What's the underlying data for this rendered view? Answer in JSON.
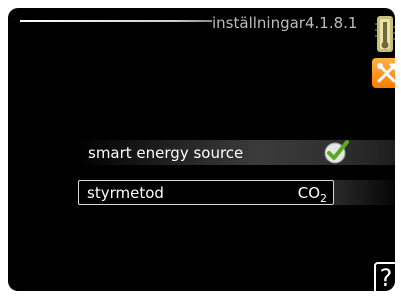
{
  "header": {
    "title": "inställningar4.1.8.1"
  },
  "icons": {
    "thermometer": "thermometer-icon",
    "settings": "tools-icon",
    "check": "checkmark-icon",
    "help": "help-icon"
  },
  "rows": [
    {
      "label": "smart energy source",
      "checked": true
    },
    {
      "label": "styrmetod",
      "value_main": "CO",
      "value_sub": "2"
    }
  ],
  "help": {
    "label": "?"
  },
  "colors": {
    "background": "#000000",
    "accent": "#ff8c1a",
    "check": "#6dbb2b",
    "text": "#ffffff",
    "header_text": "#bdbdbd"
  }
}
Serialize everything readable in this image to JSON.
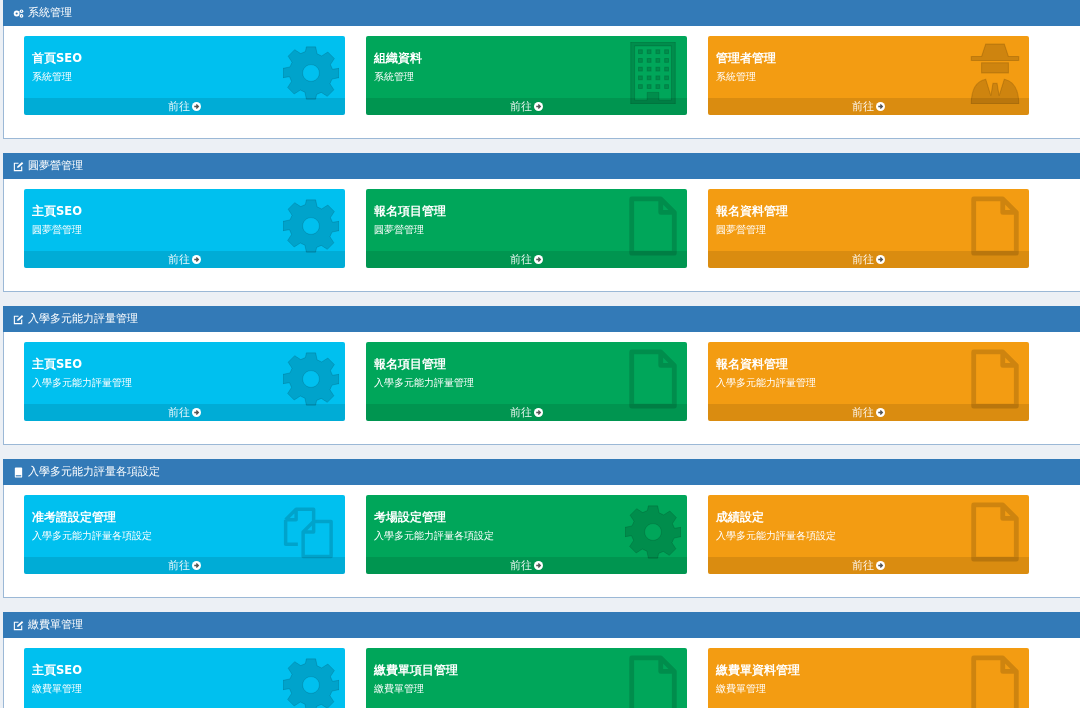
{
  "panels": [
    {
      "title": "系統管理",
      "kind": "cogs",
      "cards": [
        {
          "title": "首頁SEO",
          "subtitle": "系統管理",
          "footer": "前往",
          "color": "#00c0ef",
          "kind": "gear"
        },
        {
          "title": "組織資料",
          "subtitle": "系統管理",
          "footer": "前往",
          "color": "#00a65a",
          "kind": "building"
        },
        {
          "title": "管理者管理",
          "subtitle": "系統管理",
          "footer": "前往",
          "color": "#f39c12",
          "kind": "spy"
        }
      ]
    },
    {
      "title": "圓夢營管理",
      "kind": "edit",
      "cards": [
        {
          "title": "主頁SEO",
          "subtitle": "圓夢營管理",
          "footer": "前往",
          "color": "#00c0ef",
          "kind": "gear"
        },
        {
          "title": "報名項目管理",
          "subtitle": "圓夢營管理",
          "footer": "前往",
          "color": "#00a65a",
          "kind": "file"
        },
        {
          "title": "報名資料管理",
          "subtitle": "圓夢營管理",
          "footer": "前往",
          "color": "#f39c12",
          "kind": "file"
        }
      ]
    },
    {
      "title": "入學多元能力評量管理",
      "kind": "edit",
      "cards": [
        {
          "title": "主頁SEO",
          "subtitle": "入學多元能力評量管理",
          "footer": "前往",
          "color": "#00c0ef",
          "kind": "gear"
        },
        {
          "title": "報名項目管理",
          "subtitle": "入學多元能力評量管理",
          "footer": "前往",
          "color": "#00a65a",
          "kind": "file"
        },
        {
          "title": "報名資料管理",
          "subtitle": "入學多元能力評量管理",
          "footer": "前往",
          "color": "#f39c12",
          "kind": "file"
        }
      ]
    },
    {
      "title": "入學多元能力評量各項設定",
      "kind": "book",
      "cards": [
        {
          "title": "准考證設定管理",
          "subtitle": "入學多元能力評量各項設定",
          "footer": "前往",
          "color": "#00c0ef",
          "kind": "files"
        },
        {
          "title": "考場設定管理",
          "subtitle": "入學多元能力評量各項設定",
          "footer": "前往",
          "color": "#00a65a",
          "kind": "gear"
        },
        {
          "title": "成績設定",
          "subtitle": "入學多元能力評量各項設定",
          "footer": "前往",
          "color": "#f39c12",
          "kind": "file"
        }
      ]
    },
    {
      "title": "繳費單管理",
      "kind": "edit",
      "cards": [
        {
          "title": "主頁SEO",
          "subtitle": "繳費單管理",
          "color": "#00c0ef",
          "kind": "gear"
        },
        {
          "title": "繳費單項目管理",
          "subtitle": "繳費單管理",
          "color": "#00a65a",
          "kind": "file"
        },
        {
          "title": "繳費單資料管理",
          "subtitle": "繳費單管理",
          "color": "#f39c12",
          "kind": "file"
        }
      ]
    }
  ]
}
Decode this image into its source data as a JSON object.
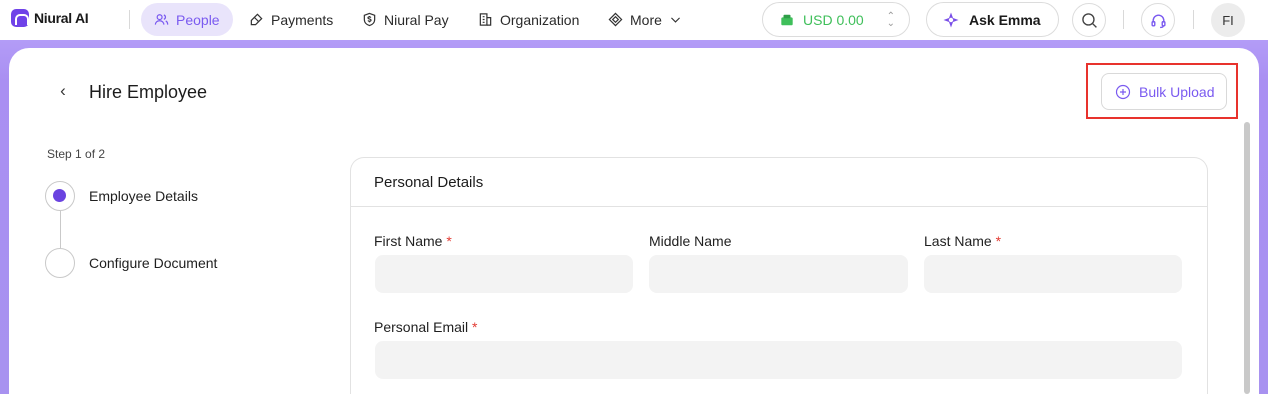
{
  "brand": {
    "name": "Niural AI"
  },
  "nav": {
    "items": [
      {
        "label": "People",
        "icon": "people-icon",
        "active": true
      },
      {
        "label": "Payments",
        "icon": "payments-icon",
        "active": false
      },
      {
        "label": "Niural Pay",
        "icon": "niural-pay-icon",
        "active": false
      },
      {
        "label": "Organization",
        "icon": "organization-icon",
        "active": false
      },
      {
        "label": "More",
        "icon": "more-icon",
        "active": false
      }
    ]
  },
  "balance": {
    "label": "USD 0.00",
    "color": "#3fbf5a"
  },
  "assistant": {
    "label": "Ask Emma"
  },
  "user": {
    "initials": "FI"
  },
  "page": {
    "title": "Hire Employee",
    "bulk_upload_label": "Bulk Upload"
  },
  "stepper": {
    "counter": "Step 1 of 2",
    "steps": [
      {
        "label": "Employee Details",
        "active": true
      },
      {
        "label": "Configure Document",
        "active": false
      }
    ]
  },
  "form": {
    "section_title": "Personal Details",
    "fields": {
      "first_name": {
        "label": "First Name",
        "required": true,
        "value": ""
      },
      "middle_name": {
        "label": "Middle Name",
        "required": false,
        "value": ""
      },
      "last_name": {
        "label": "Last Name",
        "required": true,
        "value": ""
      },
      "personal_email": {
        "label": "Personal Email",
        "required": true,
        "value": ""
      }
    },
    "required_marker": "*"
  },
  "colors": {
    "accent": "#7a5af0",
    "step_active": "#6a43e0",
    "highlight_box": "#e8322d",
    "band": "#a98ff2"
  }
}
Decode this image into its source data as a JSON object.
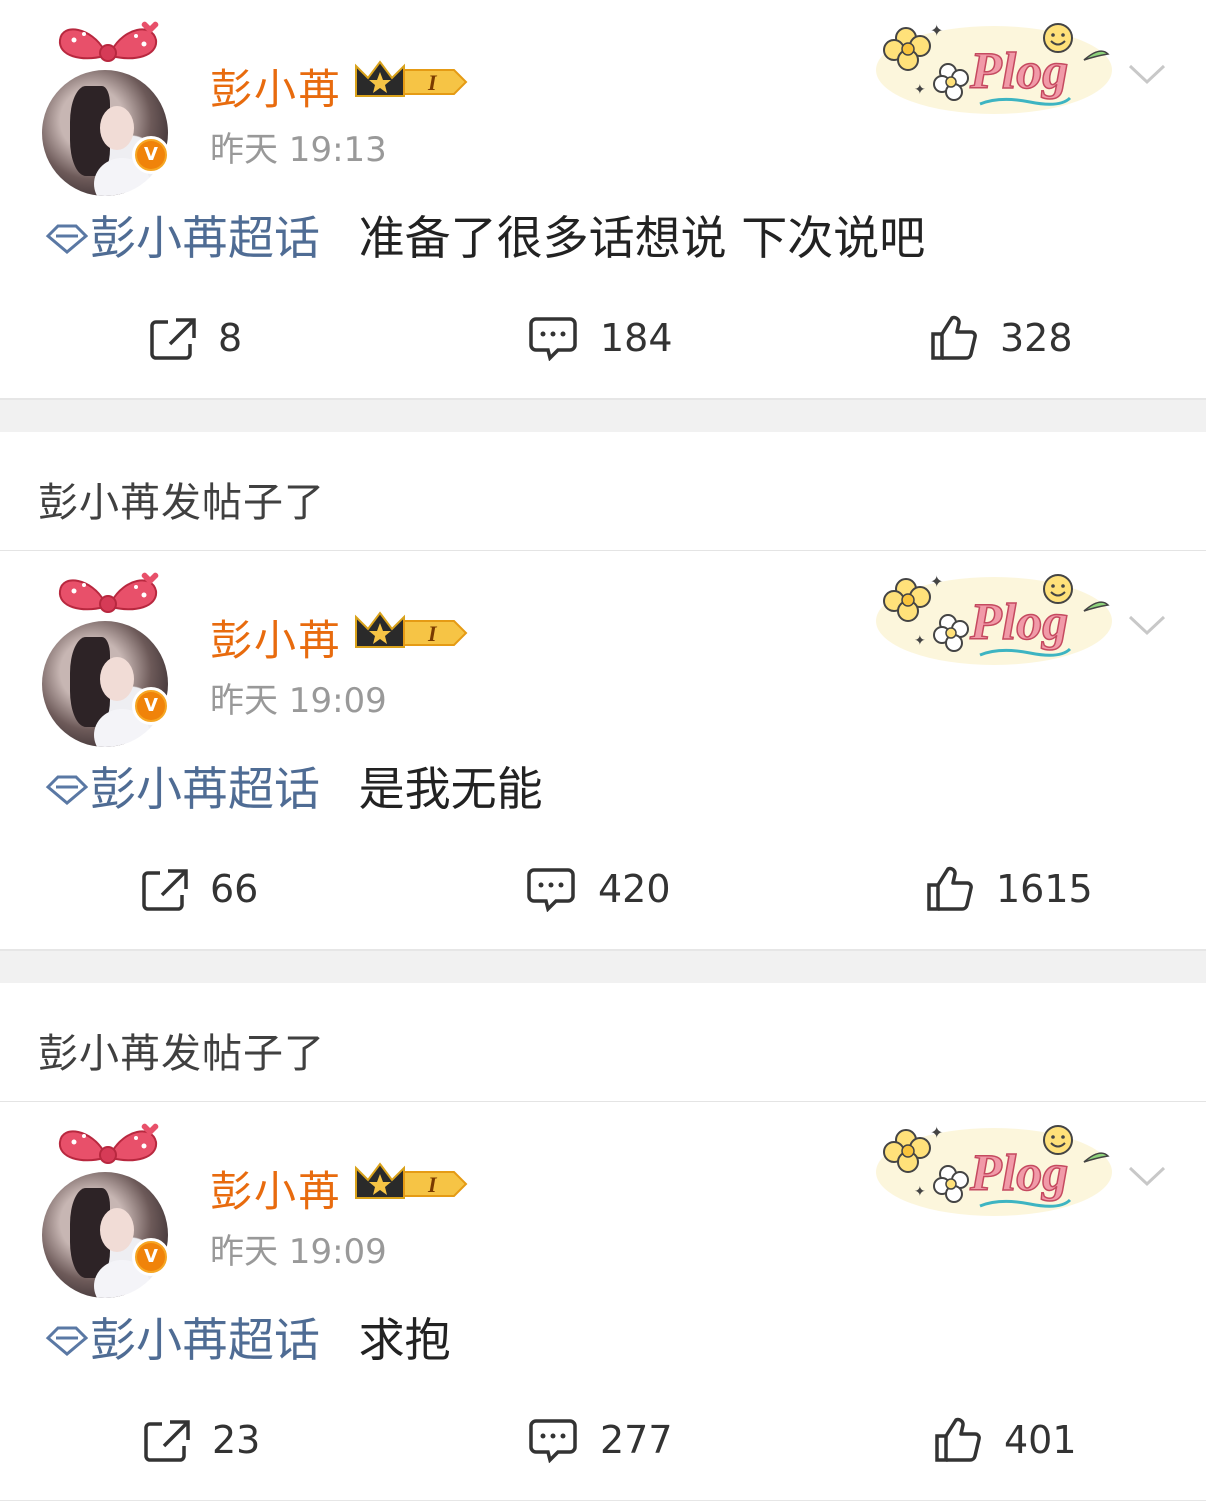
{
  "group_header_text": "彭小苒发帖子了",
  "verified_badge_text": "V",
  "level_badge_text": "I",
  "decoration_text": "Plog",
  "colors": {
    "username": "#e86b0e",
    "topic": "#4f6c94",
    "timestamp": "#999999",
    "verified_badge": "#f0830a"
  },
  "posts": [
    {
      "username": "彭小苒",
      "time": "昨天 19:13",
      "topic": "彭小苒超话",
      "text": "准备了很多话想说 下次说吧",
      "reposts": "8",
      "comments": "184",
      "likes": "328"
    },
    {
      "username": "彭小苒",
      "time": "昨天 19:09",
      "topic": "彭小苒超话",
      "text": "是我无能",
      "reposts": "66",
      "comments": "420",
      "likes": "1615"
    },
    {
      "username": "彭小苒",
      "time": "昨天 19:09",
      "topic": "彭小苒超话",
      "text": "求抱",
      "reposts": "23",
      "comments": "277",
      "likes": "401"
    }
  ],
  "icons": {
    "repost": "repost-icon",
    "comment": "comment-icon",
    "like": "thumbs-up-icon",
    "more": "chevron-down-icon",
    "topic": "super-topic-diamond-icon",
    "verified": "verified-v-icon",
    "crown": "crown-level-icon"
  }
}
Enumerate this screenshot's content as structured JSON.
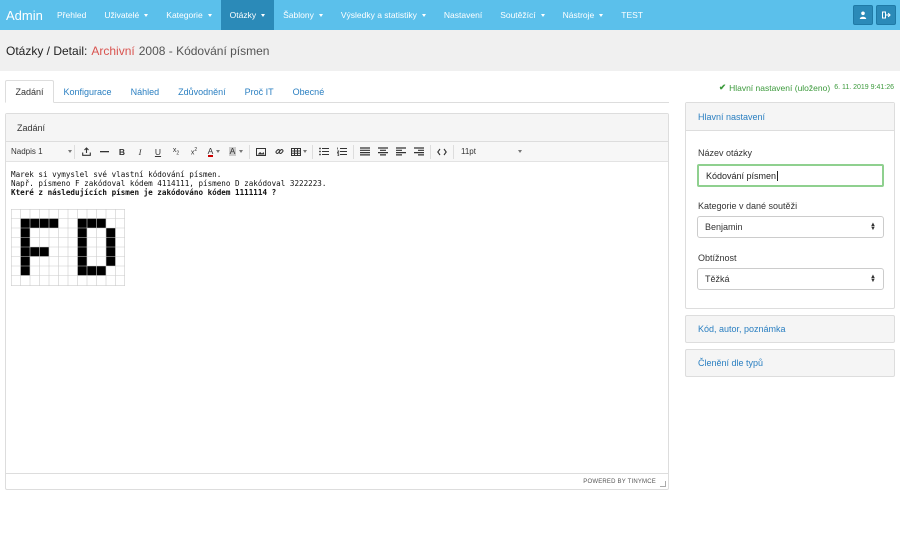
{
  "nav": {
    "brand": "Admin",
    "items": [
      {
        "label": "Přehled",
        "dropdown": false,
        "active": false
      },
      {
        "label": "Uživatelé",
        "dropdown": true,
        "active": false
      },
      {
        "label": "Kategorie",
        "dropdown": true,
        "active": false
      },
      {
        "label": "Otázky",
        "dropdown": true,
        "active": true
      },
      {
        "label": "Šablony",
        "dropdown": true,
        "active": false
      },
      {
        "label": "Výsledky a statistiky",
        "dropdown": true,
        "active": false
      },
      {
        "label": "Nastavení",
        "dropdown": false,
        "active": false
      },
      {
        "label": "Soutěžící",
        "dropdown": true,
        "active": false
      },
      {
        "label": "Nástroje",
        "dropdown": true,
        "active": false
      },
      {
        "label": "TEST",
        "dropdown": false,
        "active": false
      }
    ],
    "right_icons": [
      "user-icon",
      "logout-icon"
    ]
  },
  "header": {
    "breadcrumb": "Otázky / Detail:",
    "archived": "Archivní",
    "rest": "2008 - Kódování písmen"
  },
  "tabs": [
    {
      "label": "Zadání",
      "active": true
    },
    {
      "label": "Konfigurace",
      "active": false
    },
    {
      "label": "Náhled",
      "active": false
    },
    {
      "label": "Zdůvodnění",
      "active": false
    },
    {
      "label": "Proč IT",
      "active": false
    },
    {
      "label": "Obecné",
      "active": false
    }
  ],
  "editor": {
    "panel_title": "Zadání",
    "format_select": "Nadpis 1",
    "font_size_select": "11pt",
    "lines": [
      "Marek si vymyslel své vlastní kódování písmen.",
      "Např. písmeno F zakódoval kódem 4114111, písmeno D zakódoval 3222223."
    ],
    "bold_line": "Které z následujících písmen je zakódováno kódem 1111114 ?",
    "powered_by": "POWERED BY TINYMCE",
    "image_letters": "FD"
  },
  "saved": {
    "message": "Hlavní nastavení (uloženo)",
    "timestamp": "6. 11. 2019 9:41:26"
  },
  "settings": {
    "title": "Hlavní nastavení",
    "name_label": "Název otázky",
    "name_value": "Kódování písmen",
    "category_label": "Kategorie v dané soutěži",
    "category_value": "Benjamin",
    "difficulty_label": "Obtížnost",
    "difficulty_value": "Těžká"
  },
  "collapsed_panels": [
    "Kód, autor, poznámka",
    "Členění dle typů"
  ],
  "colors": {
    "nav_bg": "#5bc0eb",
    "nav_active": "#2b8ab8",
    "archived": "#d9534f",
    "saved": "#3c9a3c",
    "link": "#2a7fc1"
  }
}
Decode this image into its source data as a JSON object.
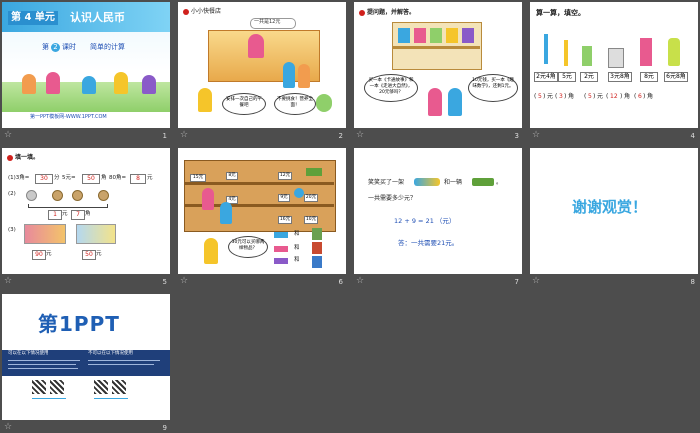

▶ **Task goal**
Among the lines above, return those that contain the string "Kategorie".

▶ **Response to this task**
        "label": "Kategorie",
    "category_label": "Kategorie v dané soutěži",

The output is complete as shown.